More than 600,000 U.S. manufacturing workers earn less than $9.60 an hour, and 1.5 million — or one-fourth of all manufacturing workers — make $11.91 or less, according to an analysis released Friday.
The National Employment Law Project said that manufacturing jobs — once considered the solid source of middle-class income — increasingly are paying wages that can barely support a family.
The report said that for 30 years, from 1976 to 2006, U.S. manufacturing workers were paid a median wage that was above the U.S. pay median. That manufacturing advantage peaked in the mid-1980s.

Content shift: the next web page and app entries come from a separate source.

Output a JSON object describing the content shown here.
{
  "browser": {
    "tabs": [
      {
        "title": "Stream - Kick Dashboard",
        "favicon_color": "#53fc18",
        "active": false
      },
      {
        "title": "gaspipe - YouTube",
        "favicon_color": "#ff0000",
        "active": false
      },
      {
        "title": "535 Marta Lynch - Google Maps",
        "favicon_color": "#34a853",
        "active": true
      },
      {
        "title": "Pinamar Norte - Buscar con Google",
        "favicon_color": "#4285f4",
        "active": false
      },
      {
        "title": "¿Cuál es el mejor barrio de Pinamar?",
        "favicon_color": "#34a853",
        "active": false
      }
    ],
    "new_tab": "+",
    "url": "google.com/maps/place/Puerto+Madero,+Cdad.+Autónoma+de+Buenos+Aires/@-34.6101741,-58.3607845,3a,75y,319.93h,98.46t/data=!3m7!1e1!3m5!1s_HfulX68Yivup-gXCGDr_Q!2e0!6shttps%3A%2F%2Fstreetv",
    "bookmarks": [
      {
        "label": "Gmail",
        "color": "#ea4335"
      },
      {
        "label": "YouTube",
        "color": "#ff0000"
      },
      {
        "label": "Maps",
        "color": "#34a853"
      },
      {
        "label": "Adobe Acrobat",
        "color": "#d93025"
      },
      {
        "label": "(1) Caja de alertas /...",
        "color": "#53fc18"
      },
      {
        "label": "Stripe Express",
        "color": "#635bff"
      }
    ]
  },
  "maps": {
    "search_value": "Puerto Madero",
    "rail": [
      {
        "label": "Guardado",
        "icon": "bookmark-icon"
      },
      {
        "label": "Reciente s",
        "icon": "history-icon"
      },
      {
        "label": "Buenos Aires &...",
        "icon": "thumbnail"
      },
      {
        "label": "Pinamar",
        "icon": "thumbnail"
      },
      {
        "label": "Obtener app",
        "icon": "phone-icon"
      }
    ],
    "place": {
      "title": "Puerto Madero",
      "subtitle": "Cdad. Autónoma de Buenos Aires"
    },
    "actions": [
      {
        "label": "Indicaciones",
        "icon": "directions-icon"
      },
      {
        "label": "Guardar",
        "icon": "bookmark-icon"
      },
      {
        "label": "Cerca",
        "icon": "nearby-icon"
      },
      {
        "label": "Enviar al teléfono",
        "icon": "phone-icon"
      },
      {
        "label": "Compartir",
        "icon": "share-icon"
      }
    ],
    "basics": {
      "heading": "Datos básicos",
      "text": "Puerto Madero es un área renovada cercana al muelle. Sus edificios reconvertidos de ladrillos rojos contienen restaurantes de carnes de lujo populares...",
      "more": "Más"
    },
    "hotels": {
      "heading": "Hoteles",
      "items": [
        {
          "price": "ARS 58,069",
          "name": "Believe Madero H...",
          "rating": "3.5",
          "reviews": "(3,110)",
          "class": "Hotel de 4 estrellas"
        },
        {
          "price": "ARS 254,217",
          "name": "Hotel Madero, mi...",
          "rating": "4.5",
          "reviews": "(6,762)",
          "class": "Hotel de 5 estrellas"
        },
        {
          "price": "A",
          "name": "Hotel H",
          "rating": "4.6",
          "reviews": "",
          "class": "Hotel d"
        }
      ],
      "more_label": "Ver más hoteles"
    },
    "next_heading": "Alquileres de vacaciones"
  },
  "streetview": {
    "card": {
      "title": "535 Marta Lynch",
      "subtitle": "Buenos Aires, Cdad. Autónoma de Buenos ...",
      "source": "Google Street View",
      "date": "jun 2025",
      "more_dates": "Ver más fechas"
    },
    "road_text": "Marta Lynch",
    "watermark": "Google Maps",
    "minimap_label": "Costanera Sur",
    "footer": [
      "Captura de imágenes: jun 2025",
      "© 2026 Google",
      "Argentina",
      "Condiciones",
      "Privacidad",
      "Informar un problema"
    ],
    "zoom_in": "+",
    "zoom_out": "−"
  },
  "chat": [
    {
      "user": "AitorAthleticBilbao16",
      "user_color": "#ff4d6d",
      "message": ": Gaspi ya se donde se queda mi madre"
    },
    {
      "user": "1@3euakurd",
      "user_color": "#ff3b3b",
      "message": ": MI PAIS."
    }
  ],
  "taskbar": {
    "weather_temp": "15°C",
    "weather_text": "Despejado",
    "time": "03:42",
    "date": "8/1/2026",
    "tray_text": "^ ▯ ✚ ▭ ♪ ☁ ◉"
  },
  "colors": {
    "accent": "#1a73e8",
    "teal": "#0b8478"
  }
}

By 2013, the median manufacturing wage was 7.7 percent lower than the median U.S. wage for all public and private sector workers, according to the Census Bureau’s survey data.
Wage concessions by unions, hiring of non-union workers, other pay cuts and broader use of temporary workers have contributed to the declining pay scales, particularly in the automotive sector, the report said.
“While foreign and domestic automakers have added 350,000 new jobs in the U.S. since 2009, nearly three-fourths of all auto workers are now employed at parts plants, where workers are paid nearly 15 percent less on average than motor vehicle manufacturing workers overall,” the law organization reported.
It said that from 2003 to 2013, real wages for auto parts workers fell nearly 14 percent, three times faster than for all manufacturing workers and nine times faster than the drop for all occupations.
The report also said that 14 percent of workers in the auto parts sector are employed by temporary staffing agencies, earning 29 percent less on average than workers employed directly by auto parts manufacturers.
The law organization, a research and advocacy group for low-wage and unemployed workers, noted critically that “wage erosion throughout the manufacturing industry has taken place even as state, local and federal officials have spent billions in subsidies in recent years to attract manufacturing jobs.”
The subsidies were deemed critical to help U.S. manufacturers battle global competition.